A home is one of the best and biggest purchases you will ever make. And as you probably already know, one of the benefits of purchasing a home is that you get to build equity in it and maximize ownership in the property over time.
What is even more interesting is that you can use that equity to pay off your high-interest credit card debt, finance your child’s college education, pay for a major home remodel project, or even supplement your retirement income. But what exactly is home equity, how does it work, and how can you go about building it?
What is Home Equity?
Home equity refers to the portion of your home that you actually own. To determine your home equity, simply subtract your mortgage balance (what you owe on your home) from your home’s market value.
The fact that you took out a loan when buying the home means that, until you fully pay off the loan, your lender owns a portion of the property as well. Your equity on the property increases with each mortgage payment you make every month. So, if you buy a home with a 20 percent down payment, you already have a 20 percent financial stake in the property. And as you make monthly payments to reduce your loan balance on the home, you build more equity.

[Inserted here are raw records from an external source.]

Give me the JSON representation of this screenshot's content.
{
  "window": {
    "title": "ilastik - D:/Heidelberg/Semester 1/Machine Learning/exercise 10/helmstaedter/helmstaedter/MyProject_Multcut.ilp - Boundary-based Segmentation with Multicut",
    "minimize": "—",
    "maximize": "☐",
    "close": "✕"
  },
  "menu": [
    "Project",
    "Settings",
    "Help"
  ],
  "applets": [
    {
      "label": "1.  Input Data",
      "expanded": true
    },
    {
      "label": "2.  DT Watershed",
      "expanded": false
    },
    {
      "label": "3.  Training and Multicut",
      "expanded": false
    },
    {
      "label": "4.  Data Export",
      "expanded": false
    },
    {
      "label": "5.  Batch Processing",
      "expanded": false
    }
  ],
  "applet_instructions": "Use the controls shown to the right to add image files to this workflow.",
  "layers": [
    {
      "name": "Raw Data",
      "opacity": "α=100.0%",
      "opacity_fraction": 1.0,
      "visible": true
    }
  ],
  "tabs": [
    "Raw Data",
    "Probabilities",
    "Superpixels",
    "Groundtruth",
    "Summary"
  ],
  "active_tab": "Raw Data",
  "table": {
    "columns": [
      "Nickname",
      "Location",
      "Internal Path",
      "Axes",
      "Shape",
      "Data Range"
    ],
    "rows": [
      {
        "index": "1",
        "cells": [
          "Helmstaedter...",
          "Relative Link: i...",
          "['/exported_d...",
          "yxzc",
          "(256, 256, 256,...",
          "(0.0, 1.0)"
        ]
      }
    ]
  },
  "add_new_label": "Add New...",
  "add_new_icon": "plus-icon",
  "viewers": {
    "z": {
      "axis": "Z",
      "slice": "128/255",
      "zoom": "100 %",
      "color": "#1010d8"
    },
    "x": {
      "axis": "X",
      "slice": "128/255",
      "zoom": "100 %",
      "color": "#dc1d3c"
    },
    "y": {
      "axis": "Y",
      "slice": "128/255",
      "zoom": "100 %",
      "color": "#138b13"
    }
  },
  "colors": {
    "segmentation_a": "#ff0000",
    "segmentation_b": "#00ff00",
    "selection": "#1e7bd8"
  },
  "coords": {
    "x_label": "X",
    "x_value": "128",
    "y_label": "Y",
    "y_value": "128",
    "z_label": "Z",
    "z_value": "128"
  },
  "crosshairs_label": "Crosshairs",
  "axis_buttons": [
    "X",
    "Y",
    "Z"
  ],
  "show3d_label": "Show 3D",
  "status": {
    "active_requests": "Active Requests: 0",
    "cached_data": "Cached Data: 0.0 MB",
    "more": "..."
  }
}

The more equity you have in your home, the more likely you are to be able to leverage your home as an asset in times of need. For example, later down the line, such as a home equity line of credit or a tax free release of your equity using a reverse mortgage loan (check out this reverse mortgage calculator by All Reverse Mortgage to get an idea of how much you may qualify for).
Generally, if you’re looking to sell your home, the more equity you have in the property, the more money you’re likely to get out of the sale. And if you’re looking for financing, the higher the home equity amount, the more money you can borrow.
How to Build Your Home Equity Faster
As mentioned, the more equity you have in a home, the better the offers you’re likely to get. You can build equity faster by either increasing the value of the property or decreasing the amount of debt. That said, here are five ways you can build your home equity:
Make a Larger Down Payment
One of the best ways to build equity in a home within a short period of time is to make a bigger down payment. The down payment you make when purchasing a home usually gives you instant equity before you can start building it over time. As such, the more amount you put down, the higher the equity amount you must start with. And if you’re able to pay a down payment of at least 20 percent on your mortgage loan, you won’t have to worry about paying pricey private mortgage insurance (PMI).
If you have the money and want to build equity in your home as quickly as possible, consider writing a bigger check upfront. This will help lower your monthly mortgage payments as well as your interest. Plus, you’ll be much closer to paying off your loan balance and owning a positive financial stake in the property.
Make More Mortgage Loan Payments
Your home equity at any given time equals the down payment you made plus the house payments you’ve made towards paying off the loan. A portion of your monthly mortgage payments goes towards your loan’s principal balance while the rest covers the interest and property taxes.
It’s important to note that, in the beginning, a larger amount of your monthly mortgage payment covers the interest, and over time, more is directed towards the principal. And since most mortgages in the market operate on an amortization schedule—where the borrower makes monthly payments in equal installments over an agreed period of time until when the loan is paid off — you can build equity faster by making extra monthly payments towards the principal. Here are two ways you can pay more regularly.
- Consider adding an extra amount to your monthly mortgage payments. Why not put an extra $50, $100, or $200 towards your mortgage every month? For example, if your monthly payment is $892, consider rounding it up to $1,000 so you can pay more each month.
- Use bonus money and gift bfunds whenever you can. Anytime you get a holiday bonus from your employer, tax returns, or even some overtime payment, use it to make your mortgage loan payments so you can stay ahead of schedule.
Increase the Value of Your Property
As a homeowner, you already know that you can increase your home’s value with remodeling projects such as updating the kitchen, renovating the bathrooms, making energy-efficient upgrades, and improving the landscaping. By boosting your home’s value, you’ll be increasing your equity as well.
Focus on home improvement projects that offer the highest return on investment. You don’t want to waste your time and money on projects that won’t add any value to your home. It’s also important that you maintain your property and keep it in the best shape possible.
Consider Refinancing and Shortening Your Loan Term
A shorter mortgage loan term makes it possible for you to pay down your mortgage loan and build up equity on a home more quickly than a long-term loan. This is because the lender gives you a lower interest rate and allows you to make more payments towards the principal every month. So, if you’re looking to build equity, then refinancing your property and choosing a shorter mortgage loan term might be a good idea.
You can build more equity each month with a 15-year loan term option than you would with a 30-year mortgage loan. But that will also mean paying more every month. Check your budget to make sure you can afford the higher monthly payments before choosing to take out a 15-year mortgage.
Wait for Your Property’s Value to Rise
Patience pays, right? Yes, you can simply sit back and patiently wait for the value of your home to rise. Keep in mind that the housing market across the country fluctuates and, when home prices in your city or neighborhood increase and the demand go up, your home’s value naturally rises. And as a result, your home equity will rise as well. Conversely, a drop in home prices will result in a loss of some property value and equity. Thanks to reverse.mortgage for consulting.